Columbus girls ice cold against Norfolk
Columbus High girls basketball endured one of the most out-of-whack good news/bad news scenarios against longtime rival Norfolk on Friday at home.
The good news? The Discoverers only allowed 33 points. The bad news? They only scored 18.
In the lowest offensive output of the season, CHS failed to score at all in the first quarter but remained in the contest thanks to a defensive effort that also limited NHS to its lowest total through four games.
Yet, during a shooting night of 5 for 38, it wasn’t quite enough to counter the ice-cold deep freeze Columbus suffered through on the other end of the court.
The opponent’s total is the lowest since Columbus beat Lexington last season 40-23. It’s also CHS’ lowest final score since a 45-17 loss to Hastings in 2017.
Columbus, which broke a losing streak to Norfolk last year that had extended back five years has now lost nine of the last 10 in the series.

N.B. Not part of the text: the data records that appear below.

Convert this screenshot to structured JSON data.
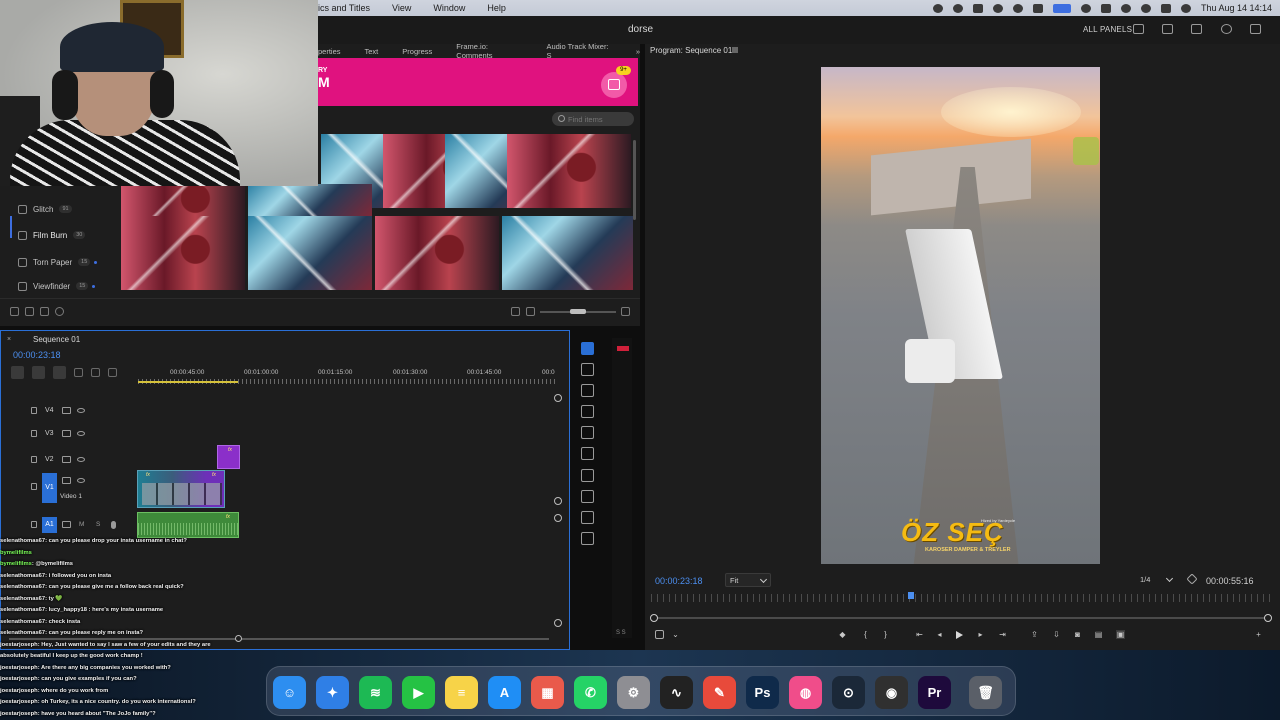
{
  "menubar": {
    "menus": [
      "ics and Titles",
      "View",
      "Window",
      "Help"
    ],
    "clock": "Thu Aug 14  14:14"
  },
  "titlebar": {
    "document": "dorse",
    "panels": "ALL PANELS"
  },
  "effects_panel": {
    "tabs": [
      "perties",
      "Text",
      "Progress",
      "Frame.io: Comments",
      "Audio Track Mixer: S"
    ],
    "banner_small": "RY",
    "banner_big": "M",
    "cart_badge": "9+",
    "search_placeholder": "Find items",
    "categories": [
      {
        "label": "Glitch",
        "count": "91"
      },
      {
        "label": "Film Burn",
        "count": "30"
      },
      {
        "label": "Torn Paper",
        "count": "15"
      },
      {
        "label": "Viewfinder",
        "count": "15"
      }
    ]
  },
  "program": {
    "title": "Program: Sequence 01",
    "timecode_left": "00:00:23:18",
    "fit": "Fit",
    "resolution": "1/4",
    "timecode_right": "00:00:55:16",
    "video_logo": "ÖZ SEÇ",
    "video_sub": "KAROSER DAMPER & TREYLER",
    "video_tiny": "Hized by Yardeycle"
  },
  "timeline": {
    "tab": "Sequence 01",
    "timecode": "00:00:23:18",
    "ruler": [
      "00:00:45:00",
      "00:01:00:00",
      "00:01:15:00",
      "00:01:30:00",
      "00:01:45:00",
      "00:0"
    ],
    "tracks": {
      "v4": "V4",
      "v3": "V3",
      "v2": "V2",
      "v1_src": "V1",
      "v1_name": "Video 1",
      "a1_src": "A1",
      "a1_m": "M",
      "a1_s": "S"
    },
    "fx": "fx"
  },
  "meter": {
    "label": "S S"
  },
  "chat": [
    {
      "user": "selenathomas67",
      "msg": ": can you please drop your insta username in chat?"
    },
    {
      "user": "bymelifilms",
      "msg": "",
      "green": true
    },
    {
      "user": "bymelifilms",
      "msg": ": @bymelifilms",
      "green": true
    },
    {
      "user": "selenathomas67",
      "msg": ": i followed you on insta"
    },
    {
      "user": "selenathomas67",
      "msg": ": can you please give me a follow back real quick?"
    },
    {
      "user": "selenathomas67",
      "msg": ": ty 💚"
    },
    {
      "user": "selenathomas67",
      "msg": ": lucy_happy18 : here's my insta username"
    },
    {
      "user": "selenathomas67",
      "msg": ": check insta"
    },
    {
      "user": "selenathomas67",
      "msg": ": can you please reply me on insta?"
    },
    {
      "user": "joestarjoseph",
      "msg": ": Hey, Just wanted to say I saw a few of your edits and they are"
    },
    {
      "user": "",
      "msg": "absolutely beatiful I keep up the good work champ !"
    },
    {
      "user": "joestarjoseph",
      "msg": ": Are there any big companies you worked with?"
    },
    {
      "user": "joestarjoseph",
      "msg": ": can you give examples if you can?"
    },
    {
      "user": "joestarjoseph",
      "msg": ": where do you work from"
    },
    {
      "user": "joestarjoseph",
      "msg": ": oh Turkey, its a nice country. do you work internationsl?"
    },
    {
      "user": "joestarjoseph",
      "msg": ": have you heard about \"The JoJo family\"?"
    }
  ],
  "dock": [
    {
      "name": "finder",
      "glyph": "☺",
      "color": "#2d8ef0"
    },
    {
      "name": "safari",
      "glyph": "✦",
      "color": "#2f7fe6"
    },
    {
      "name": "spotify",
      "glyph": "≋",
      "color": "#1db954"
    },
    {
      "name": "facetime",
      "glyph": "▶",
      "color": "#25c244"
    },
    {
      "name": "notes",
      "glyph": "≡",
      "color": "#f7d348"
    },
    {
      "name": "app-store",
      "glyph": "A",
      "color": "#1f8ef5"
    },
    {
      "name": "launchpad",
      "glyph": "▦",
      "color": "#e95a4b"
    },
    {
      "name": "whatsapp",
      "glyph": "✆",
      "color": "#25d366"
    },
    {
      "name": "system-settings",
      "glyph": "⚙",
      "color": "#8e8e93"
    },
    {
      "name": "activity-monitor",
      "glyph": "∿",
      "color": "#222222"
    },
    {
      "name": "pencil-app",
      "glyph": "✎",
      "color": "#e84a3b"
    },
    {
      "name": "photoshop",
      "glyph": "Ps",
      "color": "#0f2a4a"
    },
    {
      "name": "browser",
      "glyph": "◍",
      "color": "#f04d8a"
    },
    {
      "name": "steam",
      "glyph": "⊙",
      "color": "#1b2838"
    },
    {
      "name": "obs",
      "glyph": "◉",
      "color": "#303030"
    },
    {
      "name": "premiere-pro",
      "glyph": "Pr",
      "color": "#1e0a3c"
    },
    {
      "name": "trash",
      "glyph": "🗑",
      "color": "#5a5f68"
    }
  ]
}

The loss dropped the Discoverers to 0-6 while the Panthers put their first notch in the win column at 1-3.
“We’ll take 33 points any time. And really, we had a couple defensive breakdowns where you figure they score even less. We played match-up zone in the first quarter then went to man-to-man the rest of the game, and I thought the girls did a really nice job. Again, I thought most of our shots outside of a few, were good looks. They just didn’t go in,” coach Dave Licari said.

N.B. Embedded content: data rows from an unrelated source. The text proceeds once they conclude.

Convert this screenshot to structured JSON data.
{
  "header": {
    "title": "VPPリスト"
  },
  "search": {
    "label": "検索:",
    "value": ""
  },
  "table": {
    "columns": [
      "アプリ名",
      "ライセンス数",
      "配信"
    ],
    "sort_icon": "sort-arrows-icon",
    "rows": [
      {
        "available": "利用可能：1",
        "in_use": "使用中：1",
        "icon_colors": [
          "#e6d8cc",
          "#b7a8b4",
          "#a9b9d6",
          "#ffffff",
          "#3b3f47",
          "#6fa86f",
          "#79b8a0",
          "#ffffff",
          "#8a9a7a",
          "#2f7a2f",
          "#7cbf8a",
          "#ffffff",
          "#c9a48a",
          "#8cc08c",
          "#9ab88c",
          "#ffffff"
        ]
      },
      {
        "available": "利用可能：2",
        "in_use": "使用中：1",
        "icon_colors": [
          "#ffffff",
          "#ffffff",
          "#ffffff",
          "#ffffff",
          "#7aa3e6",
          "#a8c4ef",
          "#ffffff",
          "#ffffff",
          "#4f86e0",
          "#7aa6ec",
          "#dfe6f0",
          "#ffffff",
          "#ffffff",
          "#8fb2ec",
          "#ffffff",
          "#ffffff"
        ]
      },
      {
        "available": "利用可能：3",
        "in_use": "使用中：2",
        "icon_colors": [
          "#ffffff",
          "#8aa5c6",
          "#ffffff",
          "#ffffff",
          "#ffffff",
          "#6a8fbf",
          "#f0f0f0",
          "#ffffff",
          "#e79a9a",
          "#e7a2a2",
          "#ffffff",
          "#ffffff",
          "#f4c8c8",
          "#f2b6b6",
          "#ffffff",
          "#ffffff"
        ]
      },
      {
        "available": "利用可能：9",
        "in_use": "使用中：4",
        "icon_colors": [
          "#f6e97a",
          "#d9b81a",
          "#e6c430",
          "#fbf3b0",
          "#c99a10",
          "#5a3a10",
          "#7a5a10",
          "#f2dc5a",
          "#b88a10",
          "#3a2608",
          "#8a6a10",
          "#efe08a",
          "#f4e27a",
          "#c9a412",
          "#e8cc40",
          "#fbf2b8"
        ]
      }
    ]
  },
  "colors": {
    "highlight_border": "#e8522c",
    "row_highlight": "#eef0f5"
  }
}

“Out of 38 shots, we had 36 pretty good looks at the basket.”
The first quarter saw Columbus start 0 for 9 and 0 for 4 from 3-point range. Norfolk wasn’t much better at 3 for 10, but the Panthers began to find some semblance of a rhythm midway through with two buckets, a putback and a make at the free throw line.

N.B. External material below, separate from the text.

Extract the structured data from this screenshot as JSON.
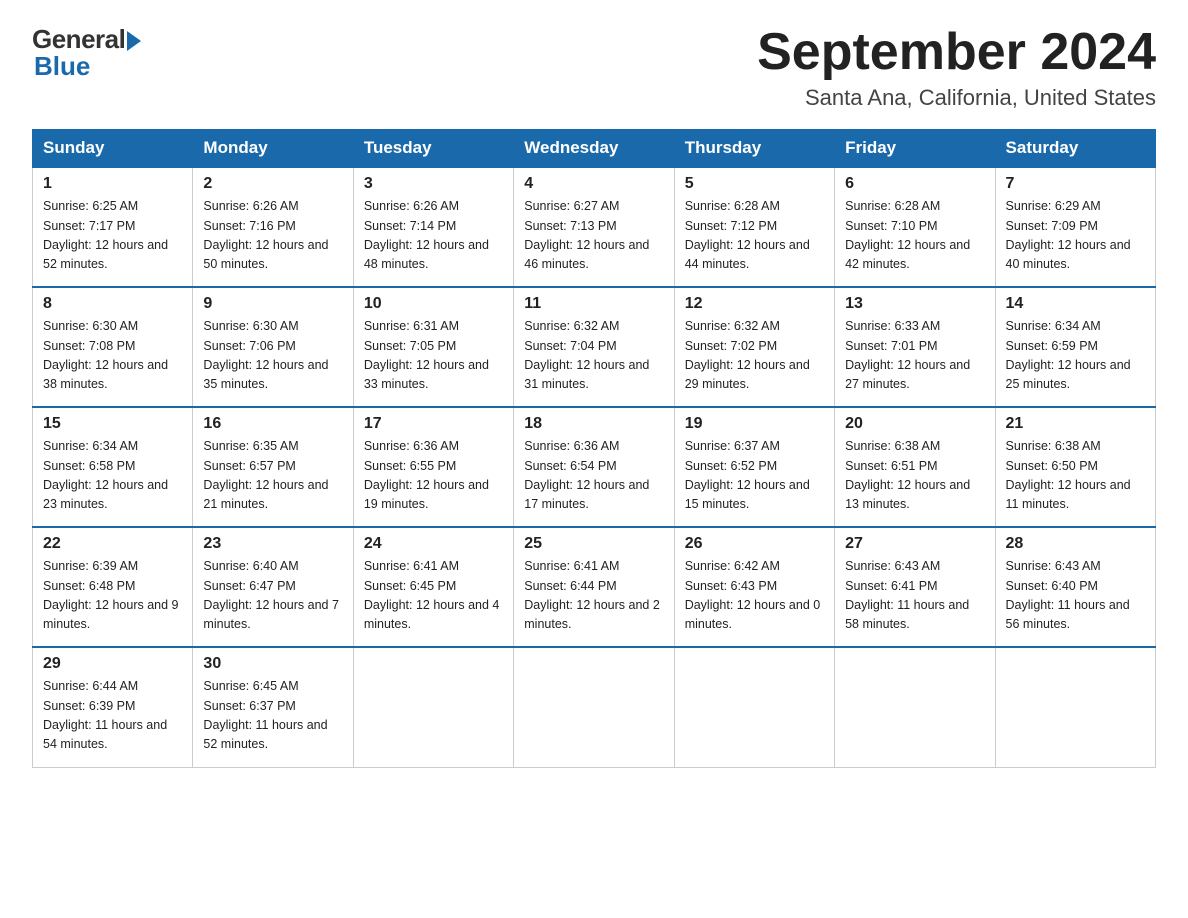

Jaleigh Adams-Tuls finally broke the Discoverer drought early in the second with an offensive rebound and a score. She added another basket in the paint on the next possession.
It wasn’t enough to keep up with a Norfolk squad that carried over late momentum from the first. That momentum was most noticeable from 3 where the Panthers went 3 for 7 in the quarter and opened up a 17-9 halftime lead.
Norfolk opened the second half with another make from the free throw line, Aspen Luebbe answered with the first Columbus make from beyond the arc, and scored again later after drawing a foul on an offensive rebound, but those five points were the only CHS points of the quarter.
The Discoverers trailed 25-14 heading into the fourth and managed just one more hoop on a 17 footer from Tayler Braun in the right corner.
Columbus finished 5 for 38 from the floor and 1 for 19 from distance.
“To me, they should be (shooting with confidence),” Licari said. “The way we shoot in practices in shooting drills and live action, I would think they’d have confidence.
“The girls taking the shots, I don’t think they’re taking the shots hoping they go in. They’re taking them believing they’ll go in.”
Thus, despite half the attempts coming from 3-point range, Licari is OK with the shot selection, even if practice makes haven’t yet translated into game success.
“I don’t mind the number of 3s we took. If we’re wide open on a 3, fine. The only thing there is, when we have a girl posted up and we’re looking right at her, we’ve got to get that ball inside,” Licari said. “If you’re on the wing and you can see her jersey, you’ve got to get it in there.
“Even if we don’t shoot it, they’re going to cover down and we’ll be able to kick it out for an even better look in rhythm.”
Aspen Luebbe led Columbus with eight points while Adams-Tuls had 5.
“Honestly, I don’t know if it’s becoming better shooters. We are better shooters,” Licari said. “If you look at our statistics from last year, some of our girls who aren’t shooting it, have shot it better before.
“I don’t know if it’s becoming a better shooter, I think it’s just, see a couple go down.”
Nate Tenopir is the sports editor for the Columbus Telegram. Reach him via email at firstname.lastname@example.org